72% of U.S. adults who use the Internet participate in social networks such as Facebook, Pinterest, Twitter and LinkedIn, up from 67% in late 2012, according to a new report from the Pew Research Center, a not-for-profit research group that studies consumer behavior and the Internet.
That’s a gigantic leap from 2005, when Pew first started surveying consumers about social media. At that time, 8% of U.S. adult Internet users said they interacted on social networks.
Pew based its findings on a survey of 1,895 adults conducted in April and May.
Twitter is helping drive some of the growth, the report says: 18% of U.S. adults use the microblogging service, up from 8% in November 2010, the first time Pew asked about Twitter.
While younger consumers use social networks the most—89% of online adults ages 18 to 29 are active on sites like Facebook and Twitter—it is a part of many consumers’ lives. For instance, 78% of adults aged 30 to 49 use social networks, as do 60% of those 50 to 64 and 43% of those 65 and older.

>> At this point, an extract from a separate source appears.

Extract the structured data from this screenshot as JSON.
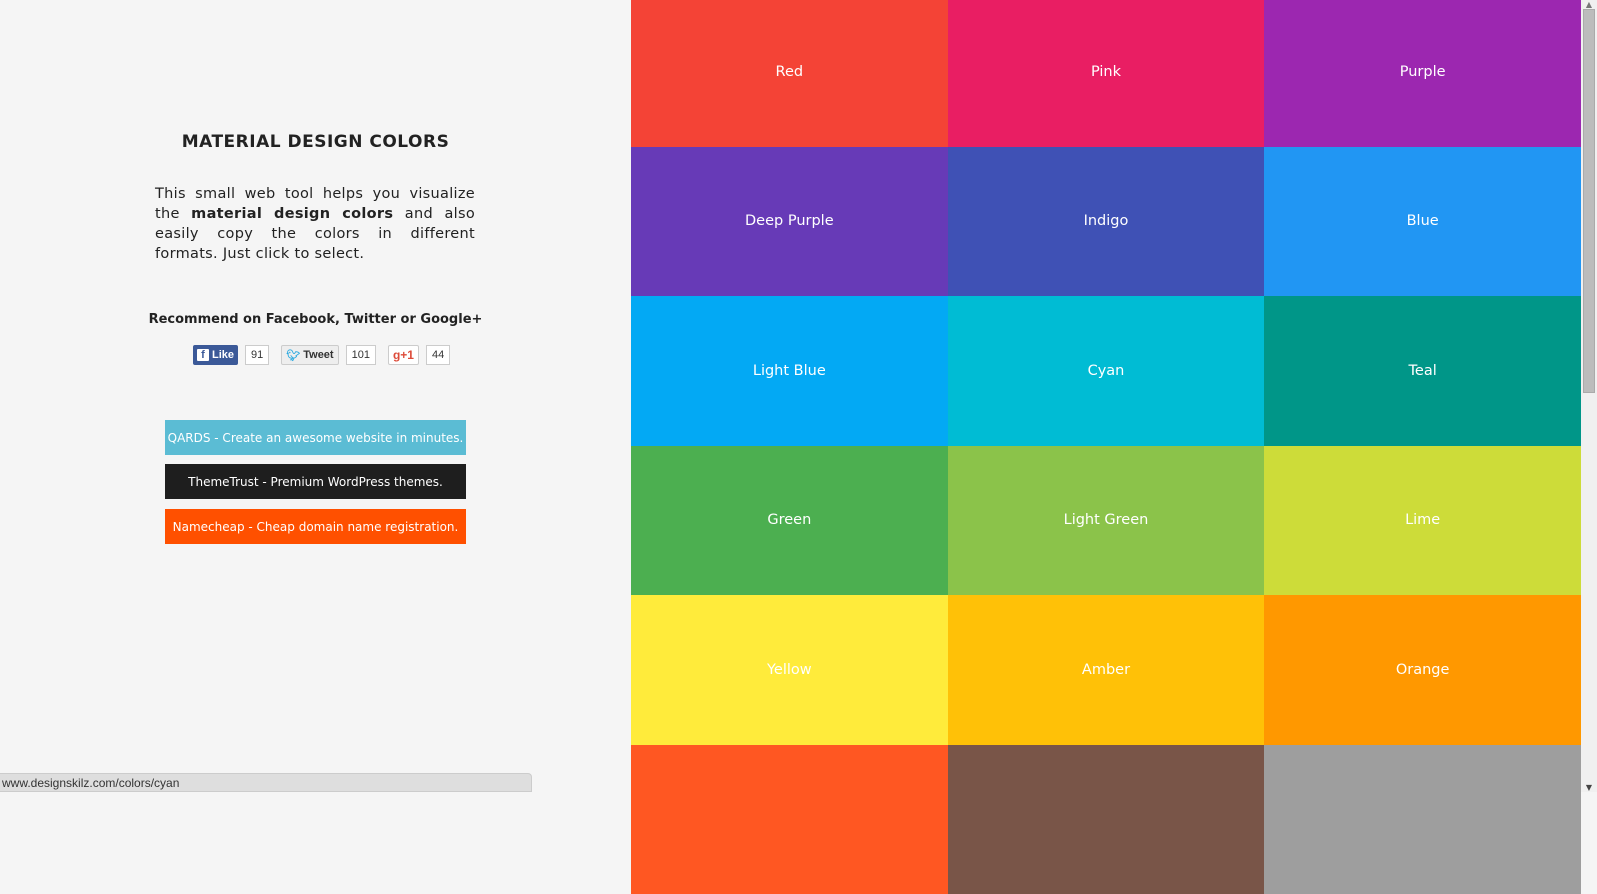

Even though consumers aged 65 and older are least likely to participate in social networks, the age group has the highest rate of growth since 2009, Pew says. In spring 2009, only 13% of the group used social networks.